▼▼▼

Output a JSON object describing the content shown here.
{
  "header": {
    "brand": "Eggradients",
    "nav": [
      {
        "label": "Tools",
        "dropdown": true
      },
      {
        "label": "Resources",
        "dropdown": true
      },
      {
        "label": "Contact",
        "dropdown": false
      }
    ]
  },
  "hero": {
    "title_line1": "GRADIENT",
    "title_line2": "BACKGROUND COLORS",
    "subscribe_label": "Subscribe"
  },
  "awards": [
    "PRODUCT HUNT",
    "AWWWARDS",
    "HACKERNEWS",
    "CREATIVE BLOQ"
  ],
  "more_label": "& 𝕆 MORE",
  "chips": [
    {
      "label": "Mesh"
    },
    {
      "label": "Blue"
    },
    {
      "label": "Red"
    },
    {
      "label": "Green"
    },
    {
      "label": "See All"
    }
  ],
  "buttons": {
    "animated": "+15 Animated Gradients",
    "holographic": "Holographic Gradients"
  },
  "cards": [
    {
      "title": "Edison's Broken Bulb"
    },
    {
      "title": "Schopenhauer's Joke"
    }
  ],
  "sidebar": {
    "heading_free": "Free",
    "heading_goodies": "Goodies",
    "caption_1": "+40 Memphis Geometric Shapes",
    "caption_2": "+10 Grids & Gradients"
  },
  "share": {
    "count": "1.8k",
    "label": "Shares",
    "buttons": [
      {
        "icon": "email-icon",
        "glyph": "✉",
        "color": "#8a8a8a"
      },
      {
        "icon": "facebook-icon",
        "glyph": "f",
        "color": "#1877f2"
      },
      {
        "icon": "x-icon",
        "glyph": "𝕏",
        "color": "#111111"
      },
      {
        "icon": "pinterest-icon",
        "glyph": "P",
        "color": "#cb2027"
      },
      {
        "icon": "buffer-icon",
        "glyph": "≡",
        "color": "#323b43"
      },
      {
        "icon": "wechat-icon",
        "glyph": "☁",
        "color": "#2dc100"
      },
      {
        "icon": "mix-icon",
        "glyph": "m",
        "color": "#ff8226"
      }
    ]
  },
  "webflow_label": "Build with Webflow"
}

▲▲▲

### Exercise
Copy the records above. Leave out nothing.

### Solution to the problem
Output a JSON object describing the content shown here.
{
  "header": {
    "brand": "Eggradients",
    "nav": [
      {
        "label": "Tools",
        "dropdown": true
      },
      {
        "label": "Resources",
        "dropdown": true
      },
      {
        "label": "Contact",
        "dropdown": false
      }
    ]
  },
  "hero": {
    "title_line1": "GRADIENT",
    "title_line2": "BACKGROUND COLORS",
    "subscribe_label": "Subscribe"
  },
  "awards": [
    "PRODUCT HUNT",
    "AWWWARDS",
    "HACKERNEWS",
    "CREATIVE BLOQ"
  ],
  "more_label": "& 𝕆 MORE",
  "chips": [
    {
      "label": "Mesh"
    },
    {
      "label": "Blue"
    },
    {
      "label": "Red"
    },
    {
      "label": "Green"
    },
    {
      "label": "See All"
    }
  ],
  "buttons": {
    "animated": "+15 Animated Gradients",
    "holographic": "Holographic Gradients"
  },
  "cards": [
    {
      "title": "Edison's Broken Bulb"
    },
    {
      "title": "Schopenhauer's Joke"
    }
  ],
  "sidebar": {
    "heading_free": "Free",
    "heading_goodies": "Goodies",
    "caption_1": "+40 Memphis Geometric Shapes",
    "caption_2": "+10 Grids & Gradients"
  },
  "share": {
    "count": "1.8k",
    "label": "Shares",
    "buttons": [
      {
        "icon": "email-icon",
        "glyph": "✉",
        "color": "#8a8a8a"
      },
      {
        "icon": "facebook-icon",
        "glyph": "f",
        "color": "#1877f2"
      },
      {
        "icon": "x-icon",
        "glyph": "𝕏",
        "color": "#111111"
      },
      {
        "icon": "pinterest-icon",
        "glyph": "P",
        "color": "#cb2027"
      },
      {
        "icon": "buffer-icon",
        "glyph": "≡",
        "color": "#323b43"
      },
      {
        "icon": "wechat-icon",
        "glyph": "☁",
        "color": "#2dc100"
      },
      {
        "icon": "mix-icon",
        "glyph": "m",
        "color": "#ff8226"
      }
    ]
  },
  "webflow_label": "Build with Webflow"
}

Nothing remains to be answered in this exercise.